I have a friend, a learned scholar, who brought this engaging exchange to my attention posted at The Science Network.
It’s a talk by Neil deGrasse Tyson basically saying that religion is what some early scientists turned to when they could not explain the unknown and was used to fuel their creative thought. The talk is lively and fun. Tyson tells us to keep in mind that some of the greatest minds that have preceded us expressed notions of intelligent design when faced with the limits of their knowledge. “Science is a philosophy of discovery, intelligent design is a philosophy of ignorance. “ He encourages us to acknowledge that people are feeling at the limits of their knowledge when they invoke the notion of intelligent design. He also encourages us to be self-aware of when we are at the limits of our knowledge and not let our belief systems limit our creativity, our search for knowledge. Fun, fun, fun.

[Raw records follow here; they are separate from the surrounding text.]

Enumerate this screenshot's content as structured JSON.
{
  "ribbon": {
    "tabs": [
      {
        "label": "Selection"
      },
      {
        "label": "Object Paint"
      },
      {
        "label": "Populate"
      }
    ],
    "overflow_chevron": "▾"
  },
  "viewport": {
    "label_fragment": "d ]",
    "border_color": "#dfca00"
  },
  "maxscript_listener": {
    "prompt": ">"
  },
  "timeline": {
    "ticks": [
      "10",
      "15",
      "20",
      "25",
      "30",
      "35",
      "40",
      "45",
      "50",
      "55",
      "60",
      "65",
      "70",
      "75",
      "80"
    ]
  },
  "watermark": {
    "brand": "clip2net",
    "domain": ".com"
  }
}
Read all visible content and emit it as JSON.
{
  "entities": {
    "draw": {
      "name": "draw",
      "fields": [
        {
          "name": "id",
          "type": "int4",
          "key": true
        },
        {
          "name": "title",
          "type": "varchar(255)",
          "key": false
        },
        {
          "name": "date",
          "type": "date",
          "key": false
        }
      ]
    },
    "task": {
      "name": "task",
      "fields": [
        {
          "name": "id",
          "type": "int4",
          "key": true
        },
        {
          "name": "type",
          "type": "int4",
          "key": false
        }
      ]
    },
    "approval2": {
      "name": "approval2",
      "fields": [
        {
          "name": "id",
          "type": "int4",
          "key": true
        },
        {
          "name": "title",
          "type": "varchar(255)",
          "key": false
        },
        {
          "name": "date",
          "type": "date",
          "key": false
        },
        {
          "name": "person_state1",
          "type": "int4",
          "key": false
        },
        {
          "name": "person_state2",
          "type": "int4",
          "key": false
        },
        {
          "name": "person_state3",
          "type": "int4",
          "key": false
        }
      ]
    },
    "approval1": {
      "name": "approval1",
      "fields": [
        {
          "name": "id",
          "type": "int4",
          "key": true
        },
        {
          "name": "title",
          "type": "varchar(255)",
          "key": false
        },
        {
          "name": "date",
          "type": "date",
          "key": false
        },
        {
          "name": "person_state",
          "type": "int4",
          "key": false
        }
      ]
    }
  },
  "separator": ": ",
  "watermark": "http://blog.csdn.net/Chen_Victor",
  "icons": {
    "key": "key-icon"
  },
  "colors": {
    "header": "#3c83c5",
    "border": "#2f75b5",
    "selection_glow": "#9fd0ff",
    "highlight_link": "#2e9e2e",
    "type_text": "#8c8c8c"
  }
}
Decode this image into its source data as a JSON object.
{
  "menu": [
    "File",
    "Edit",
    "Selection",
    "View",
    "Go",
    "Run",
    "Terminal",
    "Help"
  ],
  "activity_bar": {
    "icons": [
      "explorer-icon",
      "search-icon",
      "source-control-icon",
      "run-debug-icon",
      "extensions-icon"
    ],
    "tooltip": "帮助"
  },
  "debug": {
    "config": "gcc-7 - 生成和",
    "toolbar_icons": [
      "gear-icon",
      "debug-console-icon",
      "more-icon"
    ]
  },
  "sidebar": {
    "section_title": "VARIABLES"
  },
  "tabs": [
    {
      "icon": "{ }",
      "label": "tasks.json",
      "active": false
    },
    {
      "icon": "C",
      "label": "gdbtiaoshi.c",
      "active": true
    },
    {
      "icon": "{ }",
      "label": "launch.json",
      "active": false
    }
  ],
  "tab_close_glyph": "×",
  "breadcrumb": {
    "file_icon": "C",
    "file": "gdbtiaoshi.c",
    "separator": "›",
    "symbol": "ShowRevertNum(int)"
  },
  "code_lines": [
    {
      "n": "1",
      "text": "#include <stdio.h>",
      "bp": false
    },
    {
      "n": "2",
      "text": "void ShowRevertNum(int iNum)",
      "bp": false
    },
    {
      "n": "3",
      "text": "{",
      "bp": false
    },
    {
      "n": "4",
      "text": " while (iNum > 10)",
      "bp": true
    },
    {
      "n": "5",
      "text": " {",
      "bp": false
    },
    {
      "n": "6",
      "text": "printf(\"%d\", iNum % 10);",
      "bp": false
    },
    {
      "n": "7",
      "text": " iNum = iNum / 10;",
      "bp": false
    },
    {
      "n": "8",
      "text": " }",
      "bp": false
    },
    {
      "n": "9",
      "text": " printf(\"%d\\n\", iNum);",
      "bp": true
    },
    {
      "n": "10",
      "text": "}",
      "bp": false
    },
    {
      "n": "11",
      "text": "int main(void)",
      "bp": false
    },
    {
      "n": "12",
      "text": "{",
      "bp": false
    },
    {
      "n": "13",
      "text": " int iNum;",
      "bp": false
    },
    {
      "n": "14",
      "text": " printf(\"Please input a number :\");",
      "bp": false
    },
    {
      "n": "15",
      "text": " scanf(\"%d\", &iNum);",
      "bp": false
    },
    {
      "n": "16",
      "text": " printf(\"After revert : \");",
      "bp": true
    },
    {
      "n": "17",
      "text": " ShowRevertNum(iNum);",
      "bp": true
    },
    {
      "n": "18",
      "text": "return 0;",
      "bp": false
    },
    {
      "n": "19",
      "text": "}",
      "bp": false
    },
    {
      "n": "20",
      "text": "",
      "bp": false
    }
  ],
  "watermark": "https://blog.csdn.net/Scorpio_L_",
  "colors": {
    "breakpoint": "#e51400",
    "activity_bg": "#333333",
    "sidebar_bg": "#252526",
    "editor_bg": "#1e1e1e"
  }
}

Dr. Tyson is joined on the panel by speakers including Michael Shermer, author of “Why People Believe Weird Things.” Michael Shermer takes a social scientist’s point of view, asking the question: what are the different variables that go into a person’s belief system? He states that smart people believe weird things “because they are better at rationalizing beliefs they arrived at for non-smart reasons. Which is to say that most of the beliefs that most of us hold we arrived at because we were raised that way, or we were influenced by peers or mentors.” It’s human nature to want to find reasons to justify what we believe.
Another panalist states that business interests understand that science and innovation is important for the economy but they don’t particularly care if there is a large number of uneducated people. However, from the public policy and government affairs point of view, it is critically important that citizens are educated. In the United States, elected officials are tasked to represent and put into law policies and practices that the voters want. If the people are uneducated on the most basic of human affairs, bad policy and government will result. Business and government need educated people–business may need a few, but good government requires many more.
I started this blog to encourage myself and others to challenge beliefs. First, acknowledging and modifying beliefs in light of new discoveries (“Own It”). Then, acknowledge how the updated beliefs make us feel (“Feel It”), put those new beliefs into daily practice (“Live It”), and then be happy with our lives (“Love It”).
It’s worth the 75 minutes to view the program because it makes you think about religion and beliefs in a different way. For me, this program was a reminder that wisdom (religion, philosophy, psychological) is a means for people to seek a deeper human experience and be encouraged to press forward, even in the face of seemingly overwhelming confusion, doubt, and unknowns. I felt both hopeful that public policy will balance the teaching of science and intelligent design in schools and happy that there is a role for belief in play in people’s creative lives. Watch the program and let me know how it made you think about what you believe, if it made you modify what you believe and how that makes you feel as you deeply connect with people and the world around you.